Write a Letter
Berkeley's Landmarks Preservation Commission will be reviewing The Cal's landmark application on Thursday, May 5 at 7pm (we'll share info on how to join the Zoom when it becomes available). People need to attend this meeting to voice support for keeping the theatre as a cultural destination, not just as a facade for another apartment building. Letters are also needed. You can use the template we created, or use our suggested talking points to write your own letter.
Email your letter to FCrane@CityofBerkeley.info (please send your letter as an attachment so it can be printed out to put in the application) and refer to Application #LMIN2022-0001.
Or, mail hard copy to:
Berkeley Landmarks Preservation Commission
c/o Fatema Crane, Secretary
Land Use Planning Division
2120 Milvia Street, Berkeley, CA 94704
We also need the community to write the Berkeley City Council, to put muscle behind saving The Cal as a cultural and social force. You can email the entire council at email@example.com or email individual council members. You can also snail mail the council at 2180 Milvia Street, Berkeley, CA 94704.
Need some talking points? See below.
What is the California Theatre's landmark status?
After the lease with Landmark Theatres was not renewed, the Art Deco Society of California filed an application for the California Theatre to designate the building a historic landmark. Berkeley’s Landmarks Preservation Commission accepted the filing and has scheduled an eventual hearing, probably in early May (Application #LMIN2022-0001).
What's the history of the California Theatre?
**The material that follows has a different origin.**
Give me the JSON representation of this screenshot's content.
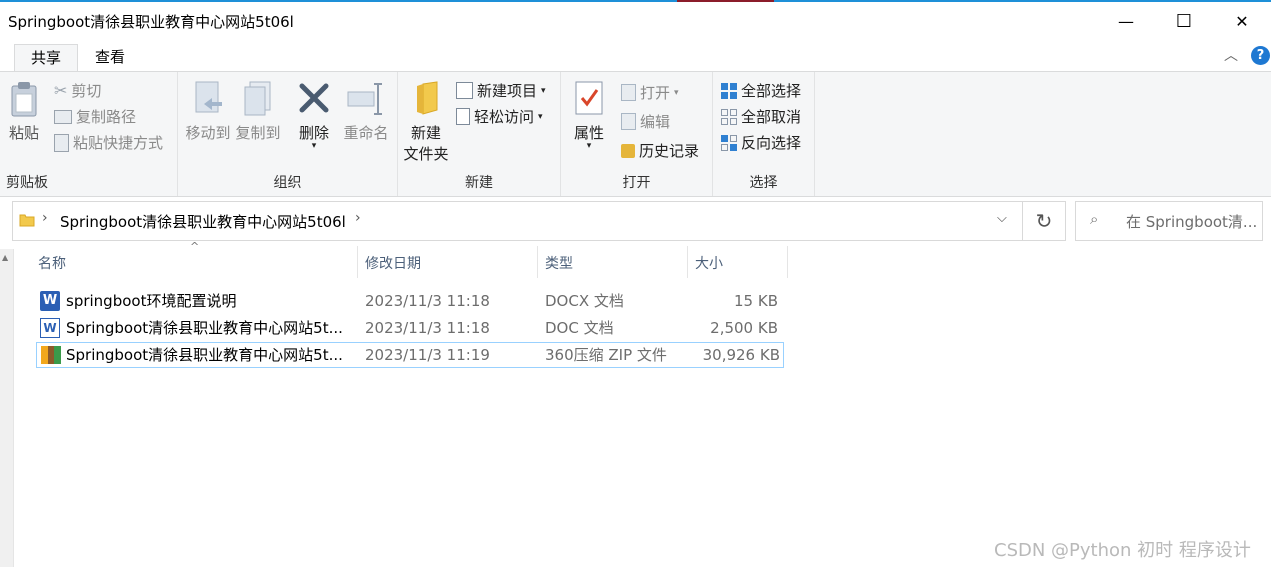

This gem was originally built in 1914, remodeled in the Art Deco style in 1929-1930, and again in 1952, when the fabulous neon sign and marquee were added. One of the last 12 Art Deco theaters in the Bay Area still in good shape and mostly intact, the Cal serves as a grim reminder that historic movie theaters are disappearing every day, and once they are gone, they are gone forever.
Why is the California Theatre important to Berkeley?
Berkeley's Arts district (Berkeley Rep, Jazz School, Freight and Salvage, BAMPFA, Aurora Theatre, and even the UC Theatre’s new live music format) is wonderful, but Berkeley needs cultural destinations that all, not just the affluent, can afford to attend.
The Cal has provided a valuable link between the university and downtown arts, and its loss would mean there would be no large-seating theater in the Berkeley downtown district of any historical, cultural, or aesthetic significance.
What makes the California Theatre notable?
In recent years, the California has hosted numerous community events: Q&As by well-known local activists Robert Reich and Jake Kornbluth, who came three times during the run of “Inequality for All”; Ryan Coogler, who twice held packed houses of potentially disruptive school kids in rapt attention for over an hour by encouraging them to participate with him and their classmates in a real discussion about “Fruitvale Station” with his Q&A’s, which encouraged them to focus their minds on positive solutions, words, and actions); Planned Parenthood (which, during the run of “Juno,” set up an information table in the lobby that not only provided pamphlets, but condoms & other accoutrements, and one-on-one conversations with interested patrons). The list goes on.
Aren't movie theaters over with? Everyone streams now.
The pandemic has accelerated the demise of movie theaters, but that doesn’t mean The Cal can’t go on, supporting a variety of performing arts options. It can adapt, as the UC Theatre did. People will go out more in the future, but that can’t happen if we let valuable community resources like The Cal slip away.
Why is the California Theatre important to you?
Share your memories of going to the theater and how it's been an essential part of the cultural and social fabric of Berkeley and the surrounding Bay Area.